Tamil Nadu smells of sacrificial burning camphor and the perfume from jasmine garlands piled up before its beautifully carved granite gods, well oiled with gingelly smeared from the palms of centuries of devotees, then reddened with sandal powder and washed with devotional milk baths.
About 90% of the 60-million-strong Tamil population is Hindu and religious ritual here is lived and breathed: men's entire foreheads are daubed with potash, huge horizontal sweeps or fingernail-thin red edges drawn from the hair's centre-parting sideways, while women sprinkle intricate geometric designs of ground rice powder on their hearths every dawn. It's rare to find a temple that has outlived its religious purpose - seldom the shrine that is mere monument. But nor is worship confined to the feats of architecture that dot Tamil Nadu. Banyan trees are festooned with dangling sacred talismen; tridents are slammed into the ground to create makeshift mounds of worship; village gods in life-size stucco renderings bare their teeth and brandish knives at every roadside, and files of nomads pick their way along baked dirt tracks.

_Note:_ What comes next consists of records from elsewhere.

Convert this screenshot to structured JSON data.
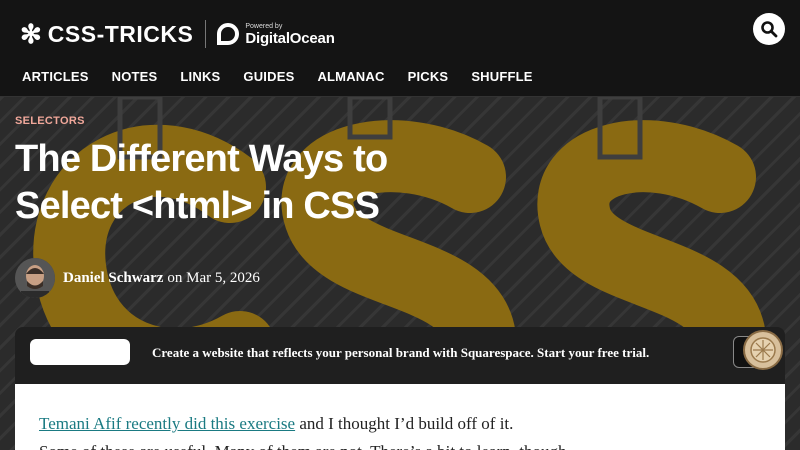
{
  "header": {
    "logo_star": "✻",
    "logo_text": "CSS-TRICKS",
    "powered_by": "Powered by",
    "sponsor_name": "DigitalOcean",
    "search_icon": "search-icon"
  },
  "nav": {
    "items": [
      "ARTICLES",
      "NOTES",
      "LINKS",
      "GUIDES",
      "ALMANAC",
      "PICKS",
      "SHUFFLE"
    ]
  },
  "article": {
    "category": "SELECTORS",
    "title_line1": "The Different Ways to",
    "title_line2": "Select <html> in CSS",
    "author": "Daniel Schwarz",
    "date_text": "on Mar 5, 2026",
    "intro_link": "Temani Afif recently did this exercise",
    "intro_rest": " and I thought I’d build off of it.",
    "second_line": "Some of these are useful. Many of them are not. There’s a bit to learn, though."
  },
  "ad": {
    "text": "Create a website that reflects your personal brand with Squarespace. Start your free trial."
  },
  "colors": {
    "header_bg": "#141414",
    "eyebrow": "#f0a79a",
    "hero_letters": "#8a6a12",
    "link": "#1a7a82"
  }
}
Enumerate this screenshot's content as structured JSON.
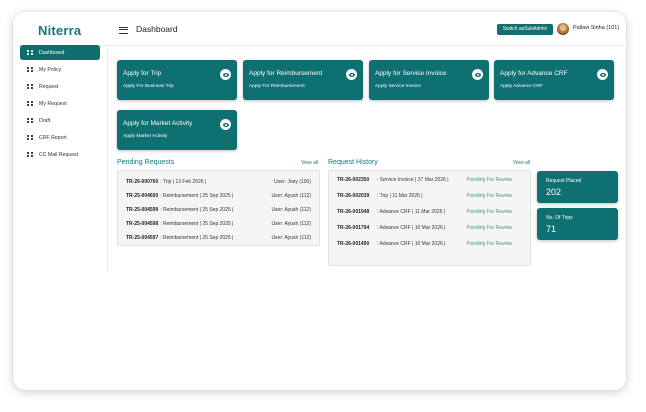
{
  "header": {
    "logo": "Niterra",
    "title": "Dashboard",
    "switch_label": "Switch asSubAdmin",
    "user": "Pallavi Sinha (101)"
  },
  "sidebar": {
    "items": [
      {
        "label": "Dashboard",
        "active": true
      },
      {
        "label": "My Policy"
      },
      {
        "label": "Request"
      },
      {
        "label": "My Request"
      },
      {
        "label": "Draft"
      },
      {
        "label": "CRF Report"
      },
      {
        "label": "CC Mail Request"
      }
    ]
  },
  "cards": [
    {
      "title": "Apply for Trip",
      "sub": "Apply For Business Trip"
    },
    {
      "title": "Apply for Reimbursement",
      "sub": "Apply For Reimbursement"
    },
    {
      "title": "Apply for Service Invoice",
      "sub": "Apply Service Invoice"
    },
    {
      "title": "Apply for Advance CRF",
      "sub": "Apply Advance CRF"
    },
    {
      "title": "Apply for Market Activity",
      "sub": "Apply Market Activity"
    }
  ],
  "pending": {
    "title": "Pending Requests",
    "view_all": "View all",
    "rows": [
      {
        "id": "TR-26-000760",
        "text": ": Trip | 13 Feb 2026 |",
        "user": "User: Joey (100)"
      },
      {
        "id": "TR-25-004600",
        "text": ": Reimbursement | 25 Sep 2025 |",
        "user": "User: Ayush (112)"
      },
      {
        "id": "TR-25-004599",
        "text": ": Reimbursement | 25 Sep 2025 |",
        "user": "User: Ayush (112)"
      },
      {
        "id": "TR-25-004598",
        "text": ": Reimbursement | 25 Sep 2025 |",
        "user": "User: Ayush (112)"
      },
      {
        "id": "TR-25-004597",
        "text": ": Reimbursement | 25 Sep 2025 |",
        "user": "User: Ayush (112)"
      }
    ]
  },
  "history": {
    "title": "Request History",
    "view_all": "View all",
    "rows": [
      {
        "id": "TR-26-002350",
        "text": ": Service Invoice | 27 Mar 2026 |",
        "status": "Pending For Review"
      },
      {
        "id": "TR-26-002039",
        "text": ": Trip | 11 Mar 2026 |",
        "status": "Pending For Review"
      },
      {
        "id": "TR-26-001948",
        "text": ": Advance CRF | 11 Mar 2026 |",
        "status": "Pending For Review"
      },
      {
        "id": "TR-26-001794",
        "text": ": Advance CRF | 10 Mar 2026 |",
        "status": "Pending For Review"
      },
      {
        "id": "TR-26-001490",
        "text": ": Advance CRF | 10 Mar 2026 |",
        "status": "Pending For Review"
      }
    ]
  },
  "stats": [
    {
      "label": "Request Placed",
      "value": "202"
    },
    {
      "label": "No. Of Trips",
      "value": "71"
    }
  ],
  "colors": {
    "brand": "#0e7070",
    "status_pending": "#3aa063"
  }
}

Here, then, is the heady temple trail: Kanchipuram, Mahabalipuram, Chidambaram, Thanjavur, Madurai, the second Varanasi of Rameswaram, and the holy toe-tip of India in Kanniyakumari. Here too, for serious seekers and dilettante yogis, the contrasting ashram atmospheres of introspective Tiruvannamalai, futuristic utopian Auroville, and the industrious urban campus of Si Aurobindo in Pondicherry.

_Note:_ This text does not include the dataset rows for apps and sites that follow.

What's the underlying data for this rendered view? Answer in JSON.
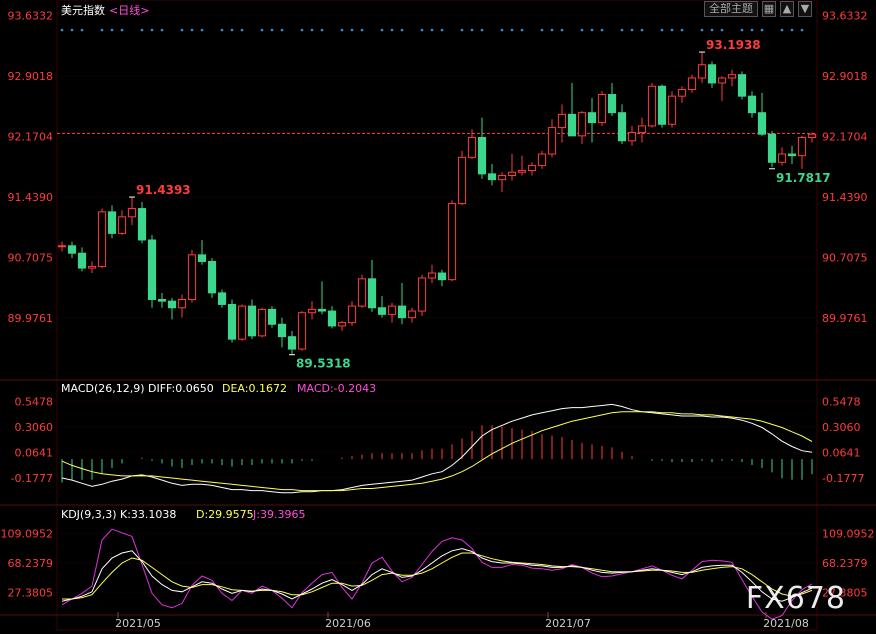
{
  "header": {
    "title": "美元指数",
    "period_label": "<日线>",
    "main_selector": "全部主题",
    "macd_label": "MACD(26,12,9)",
    "macd_diff": "DIFF:0.0650",
    "macd_dea": "DEA:0.1672",
    "macd_macd": "MACD:-0.2043",
    "kdj_label": "KDJ(9,3,3)",
    "kdj_k": "K:33.1038",
    "kdj_d": "D:29.9575",
    "kdj_j": "J:39.3965"
  },
  "watermark": "FX678",
  "colors": {
    "up": "#ff3b3b",
    "down": "#3cd68c",
    "diff": "#ffffff",
    "dea": "#ffff55",
    "j": "#dd33dd",
    "axis_text": "#ff3b3b",
    "grid": "#3a0000"
  },
  "chart_data": [
    {
      "type": "candlestick",
      "title": "美元指数 日线",
      "price_ticks": [
        "93.6332",
        "92.9018",
        "92.1704",
        "91.4390",
        "90.7075",
        "89.9761"
      ],
      "ylim": [
        89.25,
        93.63
      ],
      "x_ticks": [
        "2021/05",
        "2021/06",
        "2021/07",
        "2021/08"
      ],
      "last_price_line": 92.21,
      "annotations": [
        {
          "label": "91.4393",
          "value": 91.4393,
          "type": "high"
        },
        {
          "label": "89.5318",
          "value": 89.5318,
          "type": "low"
        },
        {
          "label": "93.1938",
          "value": 93.1938,
          "type": "high"
        },
        {
          "label": "91.7817",
          "value": 91.7817,
          "type": "low"
        }
      ],
      "ohlc": [
        [
          90.84,
          90.9,
          90.78,
          90.85
        ],
        [
          90.85,
          90.9,
          90.7,
          90.76
        ],
        [
          90.76,
          90.83,
          90.54,
          90.58
        ],
        [
          90.58,
          90.66,
          90.52,
          90.6
        ],
        [
          90.6,
          91.3,
          90.58,
          91.26
        ],
        [
          91.26,
          91.34,
          90.94,
          91.0
        ],
        [
          91.0,
          91.28,
          90.98,
          91.2
        ],
        [
          91.2,
          91.44,
          91.1,
          91.3
        ],
        [
          91.3,
          91.38,
          90.88,
          90.92
        ],
        [
          90.92,
          90.98,
          90.1,
          90.2
        ],
        [
          90.2,
          90.28,
          90.1,
          90.18
        ],
        [
          90.18,
          90.22,
          89.96,
          90.1
        ],
        [
          90.1,
          90.26,
          89.98,
          90.2
        ],
        [
          90.2,
          90.8,
          90.16,
          90.74
        ],
        [
          90.74,
          90.92,
          90.62,
          90.66
        ],
        [
          90.66,
          90.7,
          90.22,
          90.28
        ],
        [
          90.28,
          90.32,
          90.1,
          90.14
        ],
        [
          90.14,
          90.2,
          89.68,
          89.72
        ],
        [
          89.72,
          90.14,
          89.7,
          90.12
        ],
        [
          90.12,
          90.2,
          89.72,
          89.76
        ],
        [
          89.76,
          90.1,
          89.74,
          90.08
        ],
        [
          90.08,
          90.12,
          89.86,
          89.9
        ],
        [
          89.9,
          89.98,
          89.62,
          89.75
        ],
        [
          89.75,
          89.82,
          89.53,
          89.6
        ],
        [
          89.6,
          90.06,
          89.58,
          90.04
        ],
        [
          90.04,
          90.18,
          89.96,
          90.08
        ],
        [
          90.08,
          90.42,
          90.02,
          90.06
        ],
        [
          90.06,
          90.12,
          89.85,
          89.88
        ],
        [
          89.88,
          89.94,
          89.82,
          89.92
        ],
        [
          89.92,
          90.18,
          89.88,
          90.12
        ],
        [
          90.12,
          90.5,
          90.1,
          90.45
        ],
        [
          90.45,
          90.68,
          90.05,
          90.1
        ],
        [
          90.1,
          90.24,
          89.98,
          90.02
        ],
        [
          90.02,
          90.16,
          89.92,
          90.12
        ],
        [
          90.12,
          90.4,
          89.9,
          89.98
        ],
        [
          89.98,
          90.1,
          89.92,
          90.06
        ],
        [
          90.06,
          90.5,
          90.0,
          90.46
        ],
        [
          90.46,
          90.62,
          90.4,
          90.52
        ],
        [
          90.52,
          90.56,
          90.36,
          90.44
        ],
        [
          90.44,
          91.4,
          90.42,
          91.36
        ],
        [
          91.36,
          92.0,
          91.34,
          91.92
        ],
        [
          91.92,
          92.26,
          91.9,
          92.16
        ],
        [
          92.16,
          92.4,
          91.66,
          91.72
        ],
        [
          91.72,
          91.84,
          91.58,
          91.65
        ],
        [
          91.65,
          91.74,
          91.5,
          91.7
        ],
        [
          91.7,
          91.96,
          91.64,
          91.74
        ],
        [
          91.74,
          91.94,
          91.7,
          91.76
        ],
        [
          91.76,
          91.86,
          91.7,
          91.82
        ],
        [
          91.82,
          92.0,
          91.78,
          91.96
        ],
        [
          91.96,
          92.38,
          91.92,
          92.28
        ],
        [
          92.28,
          92.56,
          92.1,
          92.44
        ],
        [
          92.44,
          92.82,
          92.38,
          92.18
        ],
        [
          92.18,
          92.48,
          92.08,
          92.46
        ],
        [
          92.46,
          92.64,
          92.1,
          92.34
        ],
        [
          92.34,
          92.72,
          92.3,
          92.68
        ],
        [
          92.68,
          92.82,
          92.42,
          92.46
        ],
        [
          92.46,
          92.56,
          92.08,
          92.12
        ],
        [
          92.12,
          92.3,
          92.06,
          92.22
        ],
        [
          92.22,
          92.4,
          92.1,
          92.3
        ],
        [
          92.3,
          92.82,
          92.28,
          92.78
        ],
        [
          92.78,
          92.8,
          92.28,
          92.32
        ],
        [
          92.32,
          92.72,
          92.28,
          92.66
        ],
        [
          92.66,
          92.78,
          92.58,
          92.74
        ],
        [
          92.74,
          92.92,
          92.7,
          92.88
        ],
        [
          92.88,
          93.19,
          92.82,
          93.04
        ],
        [
          93.04,
          93.08,
          92.76,
          92.82
        ],
        [
          92.82,
          92.9,
          92.6,
          92.88
        ],
        [
          92.88,
          92.98,
          92.78,
          92.92
        ],
        [
          92.92,
          92.96,
          92.62,
          92.66
        ],
        [
          92.66,
          92.72,
          92.4,
          92.46
        ],
        [
          92.46,
          92.7,
          92.18,
          92.2
        ],
        [
          92.2,
          92.24,
          91.8,
          91.86
        ],
        [
          91.86,
          92.04,
          91.82,
          91.96
        ],
        [
          91.96,
          92.06,
          91.84,
          91.94
        ],
        [
          91.94,
          92.18,
          91.78,
          92.16
        ],
        [
          92.16,
          92.22,
          92.1,
          92.2
        ]
      ],
      "macd_ticks": [
        "0.5478",
        "0.3060",
        "0.0641",
        "-0.1777"
      ],
      "macd_ylim": [
        -0.37,
        0.6
      ],
      "diff": [
        -0.18,
        -0.2,
        -0.23,
        -0.26,
        -0.24,
        -0.21,
        -0.19,
        -0.16,
        -0.15,
        -0.17,
        -0.2,
        -0.23,
        -0.25,
        -0.24,
        -0.24,
        -0.25,
        -0.27,
        -0.29,
        -0.29,
        -0.3,
        -0.3,
        -0.31,
        -0.32,
        -0.32,
        -0.31,
        -0.31,
        -0.3,
        -0.3,
        -0.29,
        -0.27,
        -0.25,
        -0.24,
        -0.23,
        -0.22,
        -0.21,
        -0.2,
        -0.17,
        -0.14,
        -0.12,
        -0.06,
        0.02,
        0.12,
        0.22,
        0.28,
        0.32,
        0.36,
        0.39,
        0.42,
        0.44,
        0.46,
        0.48,
        0.49,
        0.49,
        0.5,
        0.51,
        0.52,
        0.5,
        0.47,
        0.45,
        0.44,
        0.43,
        0.42,
        0.41,
        0.41,
        0.41,
        0.4,
        0.4,
        0.39,
        0.37,
        0.34,
        0.3,
        0.24,
        0.17,
        0.12,
        0.08,
        0.065
      ],
      "dea": [
        -0.02,
        -0.06,
        -0.09,
        -0.12,
        -0.14,
        -0.15,
        -0.16,
        -0.16,
        -0.16,
        -0.16,
        -0.17,
        -0.18,
        -0.19,
        -0.2,
        -0.21,
        -0.22,
        -0.23,
        -0.24,
        -0.25,
        -0.26,
        -0.27,
        -0.28,
        -0.29,
        -0.29,
        -0.3,
        -0.3,
        -0.3,
        -0.3,
        -0.3,
        -0.29,
        -0.28,
        -0.28,
        -0.27,
        -0.26,
        -0.25,
        -0.24,
        -0.23,
        -0.21,
        -0.19,
        -0.16,
        -0.12,
        -0.07,
        -0.01,
        0.05,
        0.1,
        0.15,
        0.19,
        0.23,
        0.27,
        0.3,
        0.33,
        0.36,
        0.38,
        0.4,
        0.42,
        0.44,
        0.45,
        0.45,
        0.45,
        0.45,
        0.44,
        0.44,
        0.43,
        0.43,
        0.42,
        0.42,
        0.41,
        0.4,
        0.39,
        0.38,
        0.36,
        0.33,
        0.3,
        0.26,
        0.22,
        0.1672
      ],
      "kdj_ticks": [
        "109.0952",
        "68.2379",
        "27.3805"
      ],
      "kdj_ylim": [
        0,
        125
      ],
      "k": [
        15,
        18,
        22,
        28,
        60,
        75,
        82,
        85,
        70,
        50,
        38,
        30,
        28,
        35,
        42,
        40,
        32,
        26,
        30,
        28,
        32,
        30,
        25,
        18,
        25,
        32,
        40,
        45,
        38,
        30,
        38,
        52,
        60,
        55,
        48,
        50,
        58,
        68,
        78,
        85,
        88,
        84,
        75,
        70,
        68,
        68,
        67,
        65,
        64,
        62,
        62,
        64,
        62,
        58,
        55,
        54,
        55,
        56,
        58,
        60,
        58,
        55,
        52,
        56,
        62,
        64,
        65,
        65,
        55,
        42,
        28,
        18,
        15,
        20,
        27,
        33
      ],
      "d": [
        18,
        18,
        20,
        24,
        40,
        55,
        68,
        75,
        72,
        62,
        52,
        42,
        36,
        34,
        38,
        38,
        35,
        31,
        30,
        29,
        30,
        30,
        28,
        24,
        24,
        28,
        34,
        40,
        40,
        36,
        37,
        44,
        52,
        54,
        51,
        51,
        54,
        60,
        68,
        76,
        82,
        82,
        78,
        74,
        71,
        69,
        68,
        67,
        66,
        64,
        63,
        63,
        62,
        60,
        58,
        56,
        56,
        56,
        57,
        58,
        58,
        57,
        55,
        55,
        58,
        60,
        62,
        63,
        60,
        52,
        42,
        32,
        25,
        22,
        25,
        30
      ],
      "j": [
        10,
        18,
        26,
        36,
        100,
        115,
        110,
        105,
        66,
        26,
        10,
        6,
        12,
        37,
        50,
        44,
        26,
        16,
        30,
        26,
        36,
        30,
        19,
        6,
        27,
        40,
        52,
        55,
        34,
        18,
        40,
        68,
        76,
        57,
        42,
        48,
        66,
        84,
        98,
        103,
        100,
        88,
        69,
        62,
        62,
        66,
        65,
        61,
        60,
        58,
        60,
        66,
        62,
        54,
        49,
        50,
        53,
        56,
        60,
        64,
        58,
        51,
        46,
        58,
        70,
        72,
        71,
        69,
        45,
        22,
        0,
        -10,
        -5,
        16,
        31,
        39
      ]
    }
  ]
}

Welcome antidotes to temple fatigue come in the form of Pondicherry's charming French domestic architecture and the crumbling palatial homes of Chettinad, or in big breaths of nature in the blue Nilgiri mountains around the celebrated hill stations of Ooty and Kodaikkanal.
This is edited copy from Footprint Handbooks. For comprehensive details (incl address, tel no, directions, opening times and prices) please refer to book or individual chapter PDF